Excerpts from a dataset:
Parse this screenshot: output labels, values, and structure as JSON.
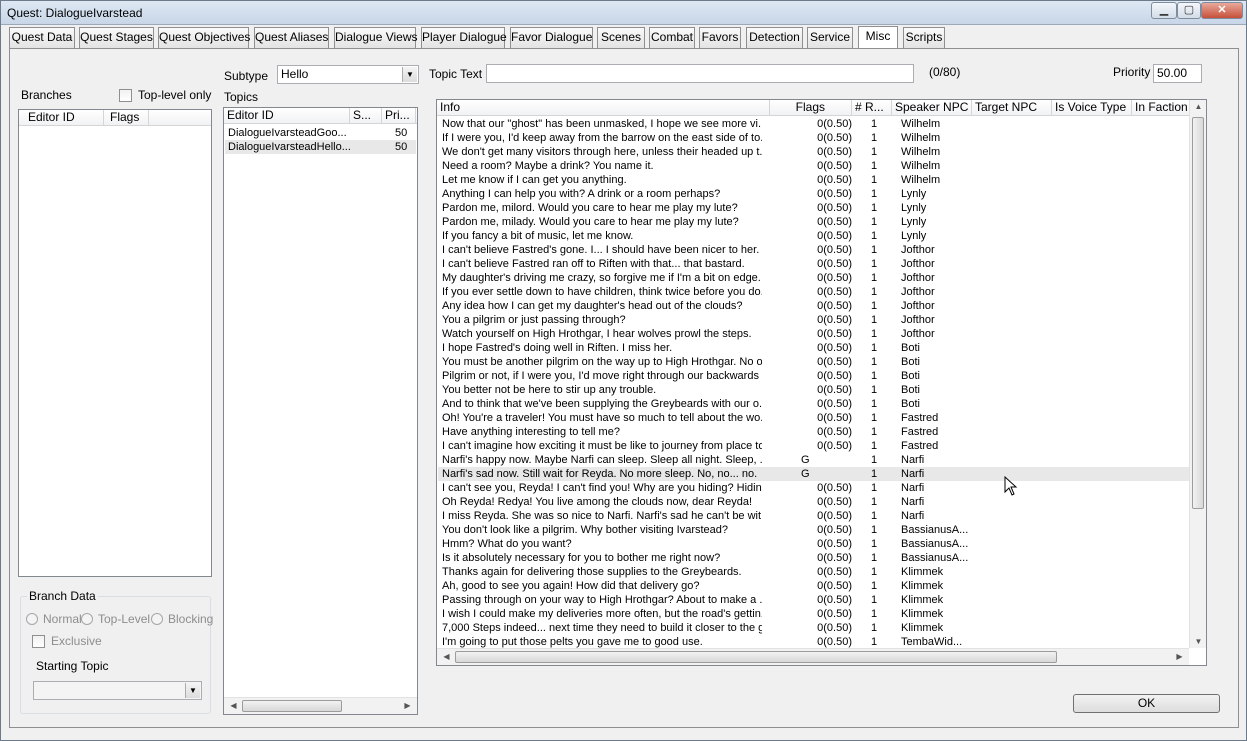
{
  "window": {
    "title": "Quest: DialogueIvarstead"
  },
  "tabs": [
    {
      "label": "Quest Data"
    },
    {
      "label": "Quest Stages"
    },
    {
      "label": "Quest Objectives"
    },
    {
      "label": "Quest Aliases"
    },
    {
      "label": "Dialogue Views"
    },
    {
      "label": "Player Dialogue"
    },
    {
      "label": "Favor Dialogue"
    },
    {
      "label": "Scenes"
    },
    {
      "label": "Combat"
    },
    {
      "label": "Favors"
    },
    {
      "label": "Detection"
    },
    {
      "label": "Service"
    },
    {
      "label": "Misc"
    },
    {
      "label": "Scripts"
    }
  ],
  "branches": {
    "label": "Branches",
    "top_level_only": "Top-level only",
    "columns": [
      "Editor ID",
      "Flags"
    ]
  },
  "subtype": {
    "label": "Subtype",
    "value": "Hello"
  },
  "topics": {
    "label": "Topics",
    "columns": [
      "Editor ID",
      "S...",
      "Pri..."
    ],
    "rows": [
      {
        "id": "DialogueIvarsteadGoo...",
        "pri": "50"
      },
      {
        "id": "DialogueIvarsteadHello...",
        "pri": "50"
      }
    ]
  },
  "topic_text": {
    "label": "Topic Text",
    "value": "",
    "counter": "(0/80)"
  },
  "priority": {
    "label": "Priority",
    "value": "50.00"
  },
  "branch_data": {
    "title": "Branch Data",
    "normal": "Normal",
    "top_level": "Top-Level",
    "blocking": "Blocking",
    "exclusive": "Exclusive",
    "starting_topic": "Starting Topic"
  },
  "info": {
    "columns": [
      "Info",
      "Flags",
      "# R...",
      "Speaker NPC",
      "Target NPC",
      "Is Voice Type",
      "In Faction"
    ],
    "rows": [
      {
        "info": "Now that our \"ghost\" has been unmasked, I hope we see more vi...",
        "flags": "0(0.50)",
        "r": "1",
        "npc": "Wilhelm"
      },
      {
        "info": "If I were you, I'd keep away from the barrow on the east side of to...",
        "flags": "0(0.50)",
        "r": "1",
        "npc": "Wilhelm"
      },
      {
        "info": "We don't get many visitors through here, unless their headed up t...",
        "flags": "0(0.50)",
        "r": "1",
        "npc": "Wilhelm"
      },
      {
        "info": "Need a room? Maybe a drink? You name it.",
        "flags": "0(0.50)",
        "r": "1",
        "npc": "Wilhelm"
      },
      {
        "info": "Let me know if I can get you anything.",
        "flags": "0(0.50)",
        "r": "1",
        "npc": "Wilhelm"
      },
      {
        "info": "Anything I can help you with? A drink or a room perhaps?",
        "flags": "0(0.50)",
        "r": "1",
        "npc": "Lynly"
      },
      {
        "info": "Pardon me, milord. Would you care to hear me play my lute?",
        "flags": "0(0.50)",
        "r": "1",
        "npc": "Lynly"
      },
      {
        "info": "Pardon me, milady. Would you care to hear me play my lute?",
        "flags": "0(0.50)",
        "r": "1",
        "npc": "Lynly"
      },
      {
        "info": "If you fancy a bit of music, let me know.",
        "flags": "0(0.50)",
        "r": "1",
        "npc": "Lynly"
      },
      {
        "info": "I can't believe Fastred's gone. I... I should have been nicer to her.",
        "flags": "0(0.50)",
        "r": "1",
        "npc": "Jofthor"
      },
      {
        "info": "I can't believe Fastred ran off to Riften with that... that bastard.",
        "flags": "0(0.50)",
        "r": "1",
        "npc": "Jofthor"
      },
      {
        "info": "My daughter's driving me crazy, so forgive me if I'm a bit on edge.",
        "flags": "0(0.50)",
        "r": "1",
        "npc": "Jofthor"
      },
      {
        "info": "If you ever settle down to have children, think twice before you do...",
        "flags": "0(0.50)",
        "r": "1",
        "npc": "Jofthor"
      },
      {
        "info": "Any idea how I can get my daughter's head out of the clouds?",
        "flags": "0(0.50)",
        "r": "1",
        "npc": "Jofthor"
      },
      {
        "info": "You a pilgrim or just passing through?",
        "flags": "0(0.50)",
        "r": "1",
        "npc": "Jofthor"
      },
      {
        "info": "Watch yourself on High Hrothgar, I hear wolves prowl the steps.",
        "flags": "0(0.50)",
        "r": "1",
        "npc": "Jofthor"
      },
      {
        "info": "I hope Fastred's doing well in Riften. I miss her.",
        "flags": "0(0.50)",
        "r": "1",
        "npc": "Boti"
      },
      {
        "info": "You must be another pilgrim on the way up to High Hrothgar. No o...",
        "flags": "0(0.50)",
        "r": "1",
        "npc": "Boti"
      },
      {
        "info": "Pilgrim or not, if I were you, I'd move right through our backwards li...",
        "flags": "0(0.50)",
        "r": "1",
        "npc": "Boti"
      },
      {
        "info": "You better not be here to stir up any trouble.",
        "flags": "0(0.50)",
        "r": "1",
        "npc": "Boti"
      },
      {
        "info": "And to think that we've been supplying the Greybeards with our o...",
        "flags": "0(0.50)",
        "r": "1",
        "npc": "Boti"
      },
      {
        "info": "Oh! You're a traveler! You must have so much to tell about the wo...",
        "flags": "0(0.50)",
        "r": "1",
        "npc": "Fastred"
      },
      {
        "info": "Have anything interesting to tell me?",
        "flags": "0(0.50)",
        "r": "1",
        "npc": "Fastred"
      },
      {
        "info": "I can't imagine how exciting it must be like to journey from place to...",
        "flags": "0(0.50)",
        "r": "1",
        "npc": "Fastred"
      },
      {
        "info": "Narfi's happy now. Maybe Narfi can sleep. Sleep all night. Sleep, ...",
        "flags": "G",
        "r": "1",
        "npc": "Narfi"
      },
      {
        "info": "Narfi's sad now. Still wait for Reyda. No more sleep. No, no... no.",
        "flags": "G",
        "r": "1",
        "npc": "Narfi",
        "hl": true
      },
      {
        "info": "I can't see you, Reyda! I can't find you! Why are you hiding? Hidin...",
        "flags": "0(0.50)",
        "r": "1",
        "npc": "Narfi"
      },
      {
        "info": "Oh Reyda! Redya! You live among the clouds now, dear Reyda!",
        "flags": "0(0.50)",
        "r": "1",
        "npc": "Narfi"
      },
      {
        "info": "I miss Reyda. She was so nice to Narfi. Narfi's sad he can't be wit...",
        "flags": "0(0.50)",
        "r": "1",
        "npc": "Narfi"
      },
      {
        "info": "You don't look like a pilgrim. Why bother visiting Ivarstead?",
        "flags": "0(0.50)",
        "r": "1",
        "npc": "BassianusA..."
      },
      {
        "info": "Hmm? What do you want?",
        "flags": "0(0.50)",
        "r": "1",
        "npc": "BassianusA..."
      },
      {
        "info": "Is it absolutely necessary for you to bother me right now?",
        "flags": "0(0.50)",
        "r": "1",
        "npc": "BassianusA..."
      },
      {
        "info": "Thanks again for delivering those supplies to the Greybeards.",
        "flags": "0(0.50)",
        "r": "1",
        "npc": "Klimmek"
      },
      {
        "info": "Ah, good to see you again! How did that delivery go?",
        "flags": "0(0.50)",
        "r": "1",
        "npc": "Klimmek"
      },
      {
        "info": "Passing through on your way to High Hrothgar? About to make a ...",
        "flags": "0(0.50)",
        "r": "1",
        "npc": "Klimmek"
      },
      {
        "info": "I wish I could make my deliveries more often, but the road's gettin...",
        "flags": "0(0.50)",
        "r": "1",
        "npc": "Klimmek"
      },
      {
        "info": "7,000 Steps indeed... next time they need to build it closer to the g...",
        "flags": "0(0.50)",
        "r": "1",
        "npc": "Klimmek"
      },
      {
        "info": "I'm going to put those pelts you gave me to good use.",
        "flags": "0(0.50)",
        "r": "1",
        "npc": "TembaWid..."
      }
    ]
  },
  "ok_button": "OK",
  "icons": {
    "minimize": "minimize-icon",
    "maximize": "maximize-icon",
    "close": "close-icon",
    "cursor": "mouse-cursor-icon"
  }
}
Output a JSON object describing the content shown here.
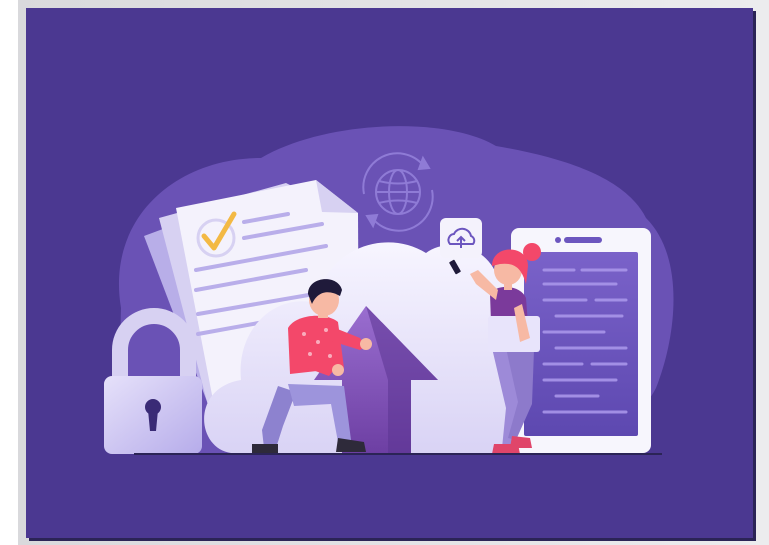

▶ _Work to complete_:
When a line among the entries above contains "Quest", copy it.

▶ _Task answer_:
    "title": "Quest: DialogueIvarstead"
      "label": "Quest Data"
      "label": "Quest Stages"
      "label": "Quest Objectives"
      "label": "Quest Aliases"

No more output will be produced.